Weighing only 20 lbs, its lightweight and compact design also makes it ideal for musicians who are on the road. Add to that the incredibly rich sound library of organs, synthesizers, and electric pianos and you have the perfect instrument for professional recording and performing
Fverey takes one step further by offering a beginner keyboard that is the best of both worlds. In addition to featuring semi-weighted keys, this 61-key keyboard can be folded in half, making it incredibly easy to travel with. You can fold your piano, put it into its bag, and take it anywhere you want.
Overall, this keyboard is an excellent option for those who prioritize portability without sacrificing the feel of playing on a keyboard with semi-weighted keys.
Boasting a rich library of 127 sounds, 127 rhythms, and 20 demo songs with 3 different teaching modes, it also doesn’t fall short of features its competitors offer.
The MIDI and Bluetooth connectivity makes it a great choice for not only beginner pianists but any musician. It can be used as a midi controller, and the fact that it has touch sensitivity and semi-weighted keys makes it feel more like a proper digital piano.
In conclusion, a 61-key keyboard is a great choice for beginners due to its affordability and compactness. While most 61-key keyboards have unweighted keys, semi-weighted options are available and can be helpful in developing finger strength and dexterity. I’ve tried my best to recommend you only the ones that I’ve had a chance to get my hands on or trust.

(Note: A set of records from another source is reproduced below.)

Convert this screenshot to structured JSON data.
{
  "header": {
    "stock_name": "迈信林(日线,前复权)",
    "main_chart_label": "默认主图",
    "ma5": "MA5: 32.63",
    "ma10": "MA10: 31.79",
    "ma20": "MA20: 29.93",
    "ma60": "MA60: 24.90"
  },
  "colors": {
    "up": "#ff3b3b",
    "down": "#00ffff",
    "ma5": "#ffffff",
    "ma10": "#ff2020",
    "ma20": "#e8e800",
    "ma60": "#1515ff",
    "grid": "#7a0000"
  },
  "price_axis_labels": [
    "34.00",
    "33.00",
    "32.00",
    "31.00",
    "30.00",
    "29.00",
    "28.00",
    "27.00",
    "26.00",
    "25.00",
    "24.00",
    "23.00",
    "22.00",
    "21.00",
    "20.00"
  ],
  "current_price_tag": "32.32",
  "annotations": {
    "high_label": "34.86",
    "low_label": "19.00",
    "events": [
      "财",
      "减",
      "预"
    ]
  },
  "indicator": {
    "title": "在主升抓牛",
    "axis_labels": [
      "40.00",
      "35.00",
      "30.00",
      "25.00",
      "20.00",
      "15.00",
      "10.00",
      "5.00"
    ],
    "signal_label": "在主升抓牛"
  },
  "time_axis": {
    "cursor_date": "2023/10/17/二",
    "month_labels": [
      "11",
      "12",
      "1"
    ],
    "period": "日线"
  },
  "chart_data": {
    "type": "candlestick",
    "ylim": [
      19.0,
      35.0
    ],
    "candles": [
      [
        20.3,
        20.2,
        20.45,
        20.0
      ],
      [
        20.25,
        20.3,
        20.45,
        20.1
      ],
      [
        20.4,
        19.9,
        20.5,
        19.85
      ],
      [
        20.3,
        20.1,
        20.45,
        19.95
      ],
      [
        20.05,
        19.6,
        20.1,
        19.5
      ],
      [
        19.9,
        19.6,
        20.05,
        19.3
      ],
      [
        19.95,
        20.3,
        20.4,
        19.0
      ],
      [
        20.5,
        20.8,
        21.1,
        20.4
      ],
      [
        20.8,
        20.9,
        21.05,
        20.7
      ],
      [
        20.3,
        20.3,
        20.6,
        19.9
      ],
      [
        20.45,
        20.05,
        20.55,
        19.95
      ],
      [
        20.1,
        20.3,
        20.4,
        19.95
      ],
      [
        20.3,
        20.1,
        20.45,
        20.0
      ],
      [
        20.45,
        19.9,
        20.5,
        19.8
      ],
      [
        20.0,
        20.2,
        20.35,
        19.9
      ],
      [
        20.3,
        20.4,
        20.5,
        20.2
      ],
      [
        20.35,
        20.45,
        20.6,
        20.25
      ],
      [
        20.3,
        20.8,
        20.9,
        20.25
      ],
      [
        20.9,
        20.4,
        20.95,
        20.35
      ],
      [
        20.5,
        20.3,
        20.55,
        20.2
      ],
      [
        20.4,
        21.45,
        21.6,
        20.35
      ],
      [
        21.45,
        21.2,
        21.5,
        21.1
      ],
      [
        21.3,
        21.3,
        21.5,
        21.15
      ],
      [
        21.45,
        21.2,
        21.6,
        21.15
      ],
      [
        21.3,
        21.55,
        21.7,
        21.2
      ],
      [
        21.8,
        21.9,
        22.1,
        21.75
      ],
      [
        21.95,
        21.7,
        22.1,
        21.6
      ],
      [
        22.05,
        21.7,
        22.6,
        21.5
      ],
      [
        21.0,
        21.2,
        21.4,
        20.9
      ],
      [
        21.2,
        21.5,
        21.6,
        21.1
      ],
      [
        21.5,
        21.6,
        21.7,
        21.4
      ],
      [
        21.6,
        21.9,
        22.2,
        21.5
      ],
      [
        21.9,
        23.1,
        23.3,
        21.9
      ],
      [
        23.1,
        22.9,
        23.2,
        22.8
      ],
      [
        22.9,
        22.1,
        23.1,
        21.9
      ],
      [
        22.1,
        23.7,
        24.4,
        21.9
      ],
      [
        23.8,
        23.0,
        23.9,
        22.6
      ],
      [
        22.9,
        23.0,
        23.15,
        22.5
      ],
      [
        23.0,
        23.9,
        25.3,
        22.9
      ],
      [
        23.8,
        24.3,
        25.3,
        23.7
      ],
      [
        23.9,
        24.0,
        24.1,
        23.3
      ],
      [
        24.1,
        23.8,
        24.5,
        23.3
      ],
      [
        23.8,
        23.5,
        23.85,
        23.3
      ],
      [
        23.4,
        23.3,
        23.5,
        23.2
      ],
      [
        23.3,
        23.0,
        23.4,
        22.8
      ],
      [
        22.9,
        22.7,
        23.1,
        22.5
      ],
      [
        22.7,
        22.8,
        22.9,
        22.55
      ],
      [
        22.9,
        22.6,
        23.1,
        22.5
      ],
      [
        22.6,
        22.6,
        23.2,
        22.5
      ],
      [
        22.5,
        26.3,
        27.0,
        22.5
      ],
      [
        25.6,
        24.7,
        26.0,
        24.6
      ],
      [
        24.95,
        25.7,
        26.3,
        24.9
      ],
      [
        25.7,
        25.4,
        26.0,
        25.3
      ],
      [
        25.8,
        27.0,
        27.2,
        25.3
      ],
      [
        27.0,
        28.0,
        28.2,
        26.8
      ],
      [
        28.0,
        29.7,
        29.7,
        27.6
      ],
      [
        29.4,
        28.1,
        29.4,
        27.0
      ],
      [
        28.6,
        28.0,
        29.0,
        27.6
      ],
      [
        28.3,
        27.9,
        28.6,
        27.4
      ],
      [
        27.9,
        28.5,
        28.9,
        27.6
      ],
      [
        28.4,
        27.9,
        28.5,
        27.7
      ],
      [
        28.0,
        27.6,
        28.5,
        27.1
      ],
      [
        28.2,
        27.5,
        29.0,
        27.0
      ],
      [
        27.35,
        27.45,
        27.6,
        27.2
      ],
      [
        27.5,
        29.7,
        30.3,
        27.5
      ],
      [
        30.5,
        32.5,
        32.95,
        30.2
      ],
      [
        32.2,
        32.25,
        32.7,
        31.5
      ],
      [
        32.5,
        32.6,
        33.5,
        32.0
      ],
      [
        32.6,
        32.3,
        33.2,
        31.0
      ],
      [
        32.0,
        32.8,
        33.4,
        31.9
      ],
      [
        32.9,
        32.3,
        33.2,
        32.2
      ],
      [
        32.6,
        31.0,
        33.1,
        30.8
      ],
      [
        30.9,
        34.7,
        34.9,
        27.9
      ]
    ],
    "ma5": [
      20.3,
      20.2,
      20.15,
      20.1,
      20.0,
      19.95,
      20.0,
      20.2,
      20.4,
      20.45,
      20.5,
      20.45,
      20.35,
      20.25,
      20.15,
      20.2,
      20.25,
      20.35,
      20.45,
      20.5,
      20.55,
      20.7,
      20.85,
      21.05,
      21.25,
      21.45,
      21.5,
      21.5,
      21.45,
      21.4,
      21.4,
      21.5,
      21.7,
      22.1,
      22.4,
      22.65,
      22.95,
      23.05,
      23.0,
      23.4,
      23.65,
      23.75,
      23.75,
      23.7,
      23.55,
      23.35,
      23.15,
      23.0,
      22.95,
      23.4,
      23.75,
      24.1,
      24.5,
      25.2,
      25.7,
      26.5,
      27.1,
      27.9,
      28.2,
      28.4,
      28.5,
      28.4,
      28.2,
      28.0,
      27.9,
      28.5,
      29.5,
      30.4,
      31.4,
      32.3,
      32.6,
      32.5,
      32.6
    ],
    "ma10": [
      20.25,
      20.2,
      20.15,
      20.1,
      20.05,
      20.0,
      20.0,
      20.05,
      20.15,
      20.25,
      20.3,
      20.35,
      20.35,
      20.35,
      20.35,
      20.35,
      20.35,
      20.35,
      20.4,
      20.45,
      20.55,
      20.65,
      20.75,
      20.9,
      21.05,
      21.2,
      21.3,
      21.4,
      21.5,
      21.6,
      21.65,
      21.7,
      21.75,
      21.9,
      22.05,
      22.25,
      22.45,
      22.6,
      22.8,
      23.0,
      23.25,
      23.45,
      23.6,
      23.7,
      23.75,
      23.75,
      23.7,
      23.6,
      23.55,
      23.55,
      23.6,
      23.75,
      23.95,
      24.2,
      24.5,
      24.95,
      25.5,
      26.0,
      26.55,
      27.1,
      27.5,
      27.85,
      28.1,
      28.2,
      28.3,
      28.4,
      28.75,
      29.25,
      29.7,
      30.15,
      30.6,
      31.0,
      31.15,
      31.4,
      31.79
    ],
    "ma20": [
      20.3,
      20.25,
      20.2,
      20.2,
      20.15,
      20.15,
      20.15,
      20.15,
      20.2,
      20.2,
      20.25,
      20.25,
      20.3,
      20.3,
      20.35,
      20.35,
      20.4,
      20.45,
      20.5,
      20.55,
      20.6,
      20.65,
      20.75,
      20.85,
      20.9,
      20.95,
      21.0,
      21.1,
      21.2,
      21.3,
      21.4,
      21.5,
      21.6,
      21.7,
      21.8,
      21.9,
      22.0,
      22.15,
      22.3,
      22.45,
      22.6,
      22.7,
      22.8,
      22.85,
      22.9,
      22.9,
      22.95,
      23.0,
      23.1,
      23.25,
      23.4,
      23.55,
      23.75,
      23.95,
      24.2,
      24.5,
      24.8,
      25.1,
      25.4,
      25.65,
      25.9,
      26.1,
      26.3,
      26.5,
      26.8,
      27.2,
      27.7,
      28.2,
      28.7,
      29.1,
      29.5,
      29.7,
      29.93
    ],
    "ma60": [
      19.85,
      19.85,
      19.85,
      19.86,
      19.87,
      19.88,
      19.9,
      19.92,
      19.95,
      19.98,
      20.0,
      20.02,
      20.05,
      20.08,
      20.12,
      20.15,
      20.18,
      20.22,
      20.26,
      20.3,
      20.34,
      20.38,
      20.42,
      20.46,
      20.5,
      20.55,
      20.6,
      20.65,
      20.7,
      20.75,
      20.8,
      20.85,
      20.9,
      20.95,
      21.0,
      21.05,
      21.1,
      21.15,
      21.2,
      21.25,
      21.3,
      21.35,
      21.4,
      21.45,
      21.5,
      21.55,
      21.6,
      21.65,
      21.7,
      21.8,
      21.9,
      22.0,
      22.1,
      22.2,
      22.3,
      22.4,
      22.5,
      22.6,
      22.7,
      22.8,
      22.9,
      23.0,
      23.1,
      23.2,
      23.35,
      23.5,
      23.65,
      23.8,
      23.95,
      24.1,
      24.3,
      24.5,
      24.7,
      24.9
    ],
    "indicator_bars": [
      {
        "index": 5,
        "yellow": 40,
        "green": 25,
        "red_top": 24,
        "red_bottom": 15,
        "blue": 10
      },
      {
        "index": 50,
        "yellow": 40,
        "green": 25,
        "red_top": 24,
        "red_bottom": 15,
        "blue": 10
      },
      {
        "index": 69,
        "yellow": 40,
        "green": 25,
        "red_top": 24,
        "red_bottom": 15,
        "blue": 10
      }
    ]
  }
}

If you have any questions or comments, please post them below!